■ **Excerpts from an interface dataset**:
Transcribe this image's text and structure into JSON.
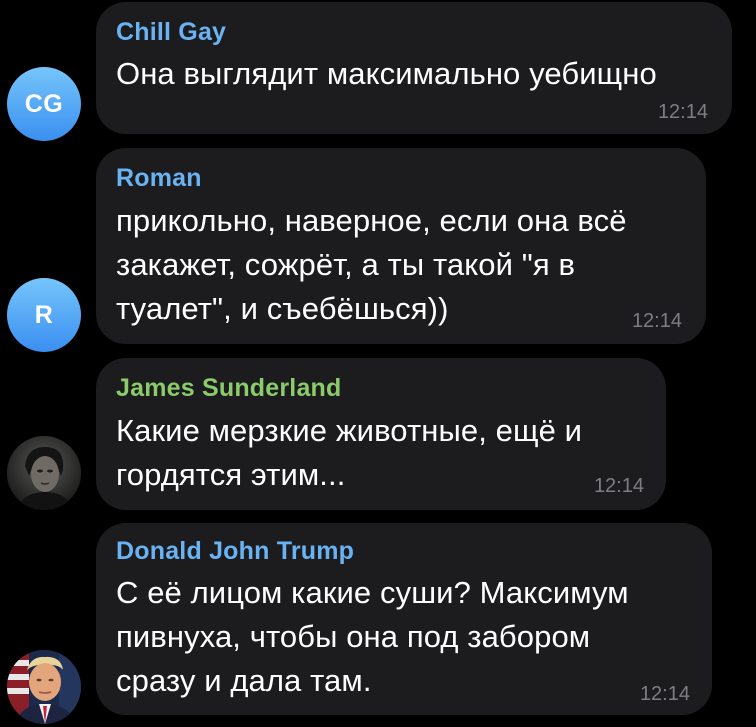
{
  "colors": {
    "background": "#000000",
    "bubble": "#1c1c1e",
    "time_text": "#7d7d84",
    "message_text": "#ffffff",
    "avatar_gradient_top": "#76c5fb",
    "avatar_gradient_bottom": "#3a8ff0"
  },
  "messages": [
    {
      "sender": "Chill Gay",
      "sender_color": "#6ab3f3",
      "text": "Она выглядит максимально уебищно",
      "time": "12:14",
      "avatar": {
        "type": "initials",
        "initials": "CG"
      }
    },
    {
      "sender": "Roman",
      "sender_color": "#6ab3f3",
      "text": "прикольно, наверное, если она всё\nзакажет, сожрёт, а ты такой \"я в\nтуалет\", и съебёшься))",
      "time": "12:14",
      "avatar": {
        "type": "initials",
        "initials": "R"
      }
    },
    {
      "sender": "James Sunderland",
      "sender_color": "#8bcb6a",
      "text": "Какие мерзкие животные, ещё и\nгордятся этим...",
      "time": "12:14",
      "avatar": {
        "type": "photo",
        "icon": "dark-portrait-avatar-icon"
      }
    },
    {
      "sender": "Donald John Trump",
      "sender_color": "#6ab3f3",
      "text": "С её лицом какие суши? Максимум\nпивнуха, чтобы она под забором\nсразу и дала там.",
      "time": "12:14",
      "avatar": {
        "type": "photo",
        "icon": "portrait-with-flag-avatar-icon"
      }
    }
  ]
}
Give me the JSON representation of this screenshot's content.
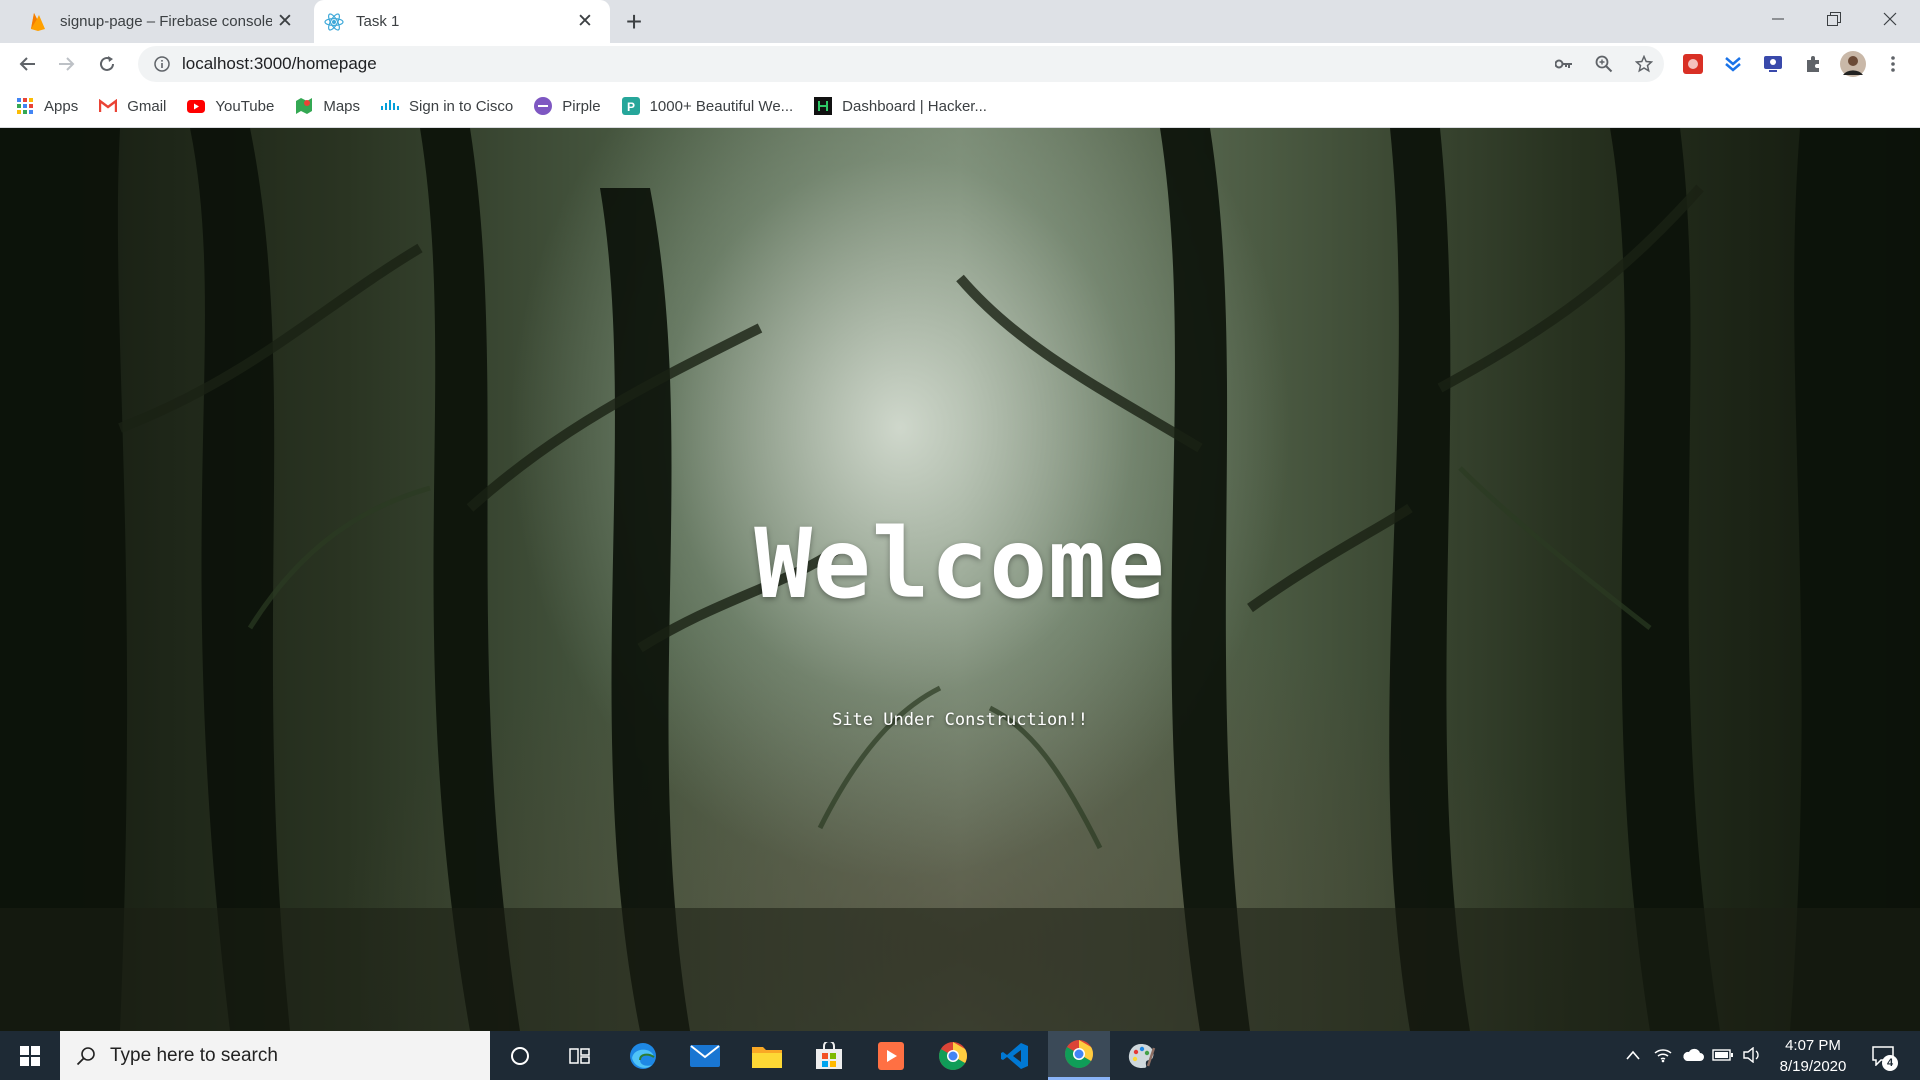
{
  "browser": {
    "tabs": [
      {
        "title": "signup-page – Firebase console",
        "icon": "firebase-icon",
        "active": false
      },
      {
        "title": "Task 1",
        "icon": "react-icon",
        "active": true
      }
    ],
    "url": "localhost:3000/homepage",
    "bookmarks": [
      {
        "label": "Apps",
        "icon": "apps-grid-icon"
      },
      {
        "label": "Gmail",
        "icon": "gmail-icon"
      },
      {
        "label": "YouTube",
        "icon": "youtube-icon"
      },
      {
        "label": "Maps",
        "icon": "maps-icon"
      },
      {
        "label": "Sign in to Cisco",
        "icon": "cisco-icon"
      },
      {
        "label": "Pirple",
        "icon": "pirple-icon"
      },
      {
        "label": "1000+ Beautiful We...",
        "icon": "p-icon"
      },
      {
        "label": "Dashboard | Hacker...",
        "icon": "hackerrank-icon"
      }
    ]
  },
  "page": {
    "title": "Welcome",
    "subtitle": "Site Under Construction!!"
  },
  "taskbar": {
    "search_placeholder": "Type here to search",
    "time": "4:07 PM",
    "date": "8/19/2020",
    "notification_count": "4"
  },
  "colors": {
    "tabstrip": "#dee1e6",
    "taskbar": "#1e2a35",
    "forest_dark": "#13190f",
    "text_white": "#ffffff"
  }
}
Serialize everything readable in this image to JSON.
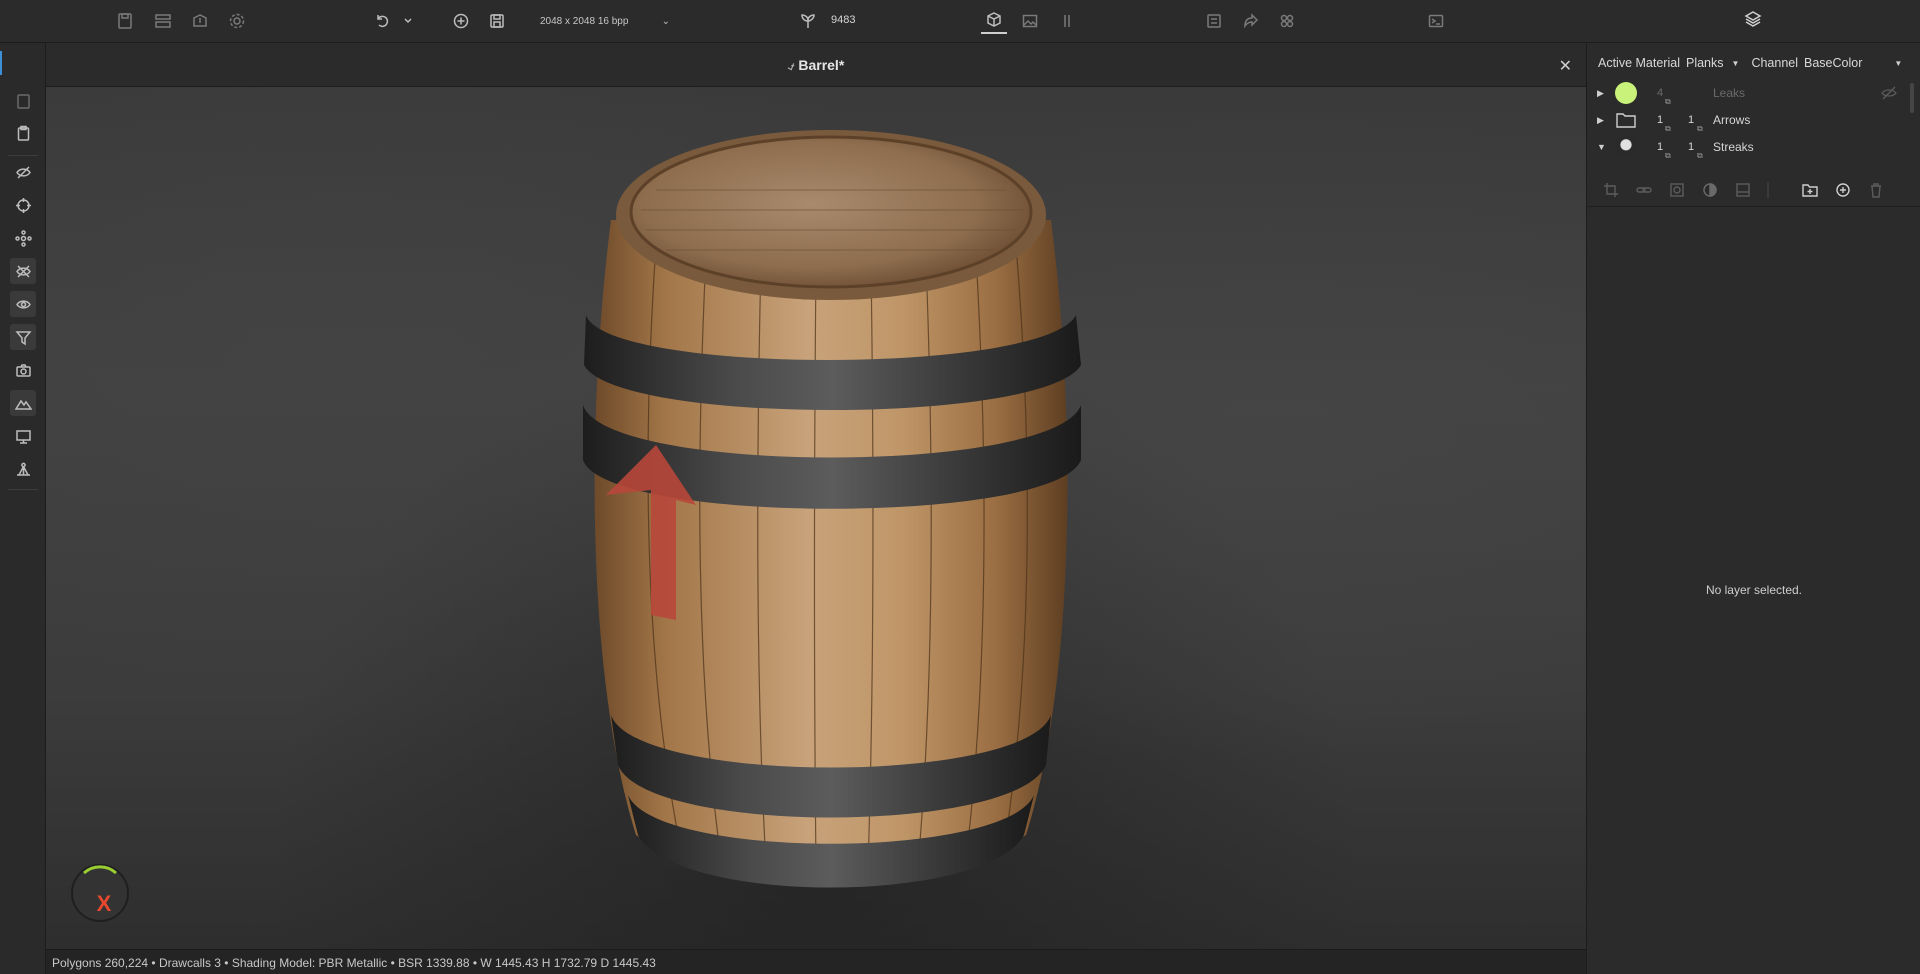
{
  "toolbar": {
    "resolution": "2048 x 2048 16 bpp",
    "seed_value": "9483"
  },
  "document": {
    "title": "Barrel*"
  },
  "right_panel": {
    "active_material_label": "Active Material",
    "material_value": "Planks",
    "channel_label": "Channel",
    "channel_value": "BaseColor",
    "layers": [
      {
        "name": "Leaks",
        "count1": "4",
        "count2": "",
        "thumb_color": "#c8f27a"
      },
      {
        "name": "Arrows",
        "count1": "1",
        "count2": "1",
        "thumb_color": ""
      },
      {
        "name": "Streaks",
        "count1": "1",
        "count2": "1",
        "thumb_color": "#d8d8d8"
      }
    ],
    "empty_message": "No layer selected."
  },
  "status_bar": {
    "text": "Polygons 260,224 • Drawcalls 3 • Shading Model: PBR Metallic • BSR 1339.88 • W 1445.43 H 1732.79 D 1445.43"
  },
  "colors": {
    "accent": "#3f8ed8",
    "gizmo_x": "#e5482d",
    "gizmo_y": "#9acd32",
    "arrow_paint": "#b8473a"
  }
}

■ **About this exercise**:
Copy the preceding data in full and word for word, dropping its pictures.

■ **Answer**:
Transcribe this image's text and structure into JSON.
{
  "colors": {
    "background": "#000000",
    "bubble": "#1c1c1e",
    "time_text": "#7d7d84",
    "message_text": "#ffffff",
    "avatar_gradient_top": "#76c5fb",
    "avatar_gradient_bottom": "#3a8ff0"
  },
  "messages": [
    {
      "sender": "Chill Gay",
      "sender_color": "#6ab3f3",
      "text": "Она выглядит максимально уебищно",
      "time": "12:14",
      "avatar": {
        "type": "initials",
        "initials": "CG"
      }
    },
    {
      "sender": "Roman",
      "sender_color": "#6ab3f3",
      "text": "прикольно, наверное, если она всё\nзакажет, сожрёт, а ты такой \"я в\nтуалет\", и съебёшься))",
      "time": "12:14",
      "avatar": {
        "type": "initials",
        "initials": "R"
      }
    },
    {
      "sender": "James Sunderland",
      "sender_color": "#8bcb6a",
      "text": "Какие мерзкие животные, ещё и\nгордятся этим...",
      "time": "12:14",
      "avatar": {
        "type": "photo",
        "icon": "dark-portrait-avatar-icon"
      }
    },
    {
      "sender": "Donald John Trump",
      "sender_color": "#6ab3f3",
      "text": "С её лицом какие суши? Максимум\nпивнуха, чтобы она под забором\nсразу и дала там.",
      "time": "12:14",
      "avatar": {
        "type": "photo",
        "icon": "portrait-with-flag-avatar-icon"
      }
    }
  ]
}
Give me the JSON representation of this screenshot's content.
{
  "browser": {
    "tabs": [
      {
        "title": "signup-page – Firebase console",
        "icon": "firebase-icon",
        "active": false
      },
      {
        "title": "Task 1",
        "icon": "react-icon",
        "active": true
      }
    ],
    "url": "localhost:3000/homepage",
    "bookmarks": [
      {
        "label": "Apps",
        "icon": "apps-grid-icon"
      },
      {
        "label": "Gmail",
        "icon": "gmail-icon"
      },
      {
        "label": "YouTube",
        "icon": "youtube-icon"
      },
      {
        "label": "Maps",
        "icon": "maps-icon"
      },
      {
        "label": "Sign in to Cisco",
        "icon": "cisco-icon"
      },
      {
        "label": "Pirple",
        "icon": "pirple-icon"
      },
      {
        "label": "1000+ Beautiful We...",
        "icon": "p-icon"
      },
      {
        "label": "Dashboard | Hacker...",
        "icon": "hackerrank-icon"
      }
    ]
  },
  "page": {
    "title": "Welcome",
    "subtitle": "Site Under Construction!!"
  },
  "taskbar": {
    "search_placeholder": "Type here to search",
    "time": "4:07 PM",
    "date": "8/19/2020",
    "notification_count": "4"
  },
  "colors": {
    "tabstrip": "#dee1e6",
    "taskbar": "#1e2a35",
    "forest_dark": "#13190f",
    "text_white": "#ffffff"
  }
}
Serialize everything readable in this image to JSON.
{
  "toolbar": {
    "resolution": "2048 x 2048 16 bpp",
    "seed_value": "9483"
  },
  "document": {
    "title": "Barrel*"
  },
  "right_panel": {
    "active_material_label": "Active Material",
    "material_value": "Planks",
    "channel_label": "Channel",
    "channel_value": "BaseColor",
    "layers": [
      {
        "name": "Leaks",
        "count1": "4",
        "count2": "",
        "thumb_color": "#c8f27a"
      },
      {
        "name": "Arrows",
        "count1": "1",
        "count2": "1",
        "thumb_color": ""
      },
      {
        "name": "Streaks",
        "count1": "1",
        "count2": "1",
        "thumb_color": "#d8d8d8"
      }
    ],
    "empty_message": "No layer selected."
  },
  "status_bar": {
    "text": "Polygons 260,224 • Drawcalls 3 • Shading Model: PBR Metallic • BSR 1339.88 • W 1445.43 H 1732.79 D 1445.43"
  },
  "colors": {
    "accent": "#3f8ed8",
    "gizmo_x": "#e5482d",
    "gizmo_y": "#9acd32",
    "arrow_paint": "#b8473a"
  }
}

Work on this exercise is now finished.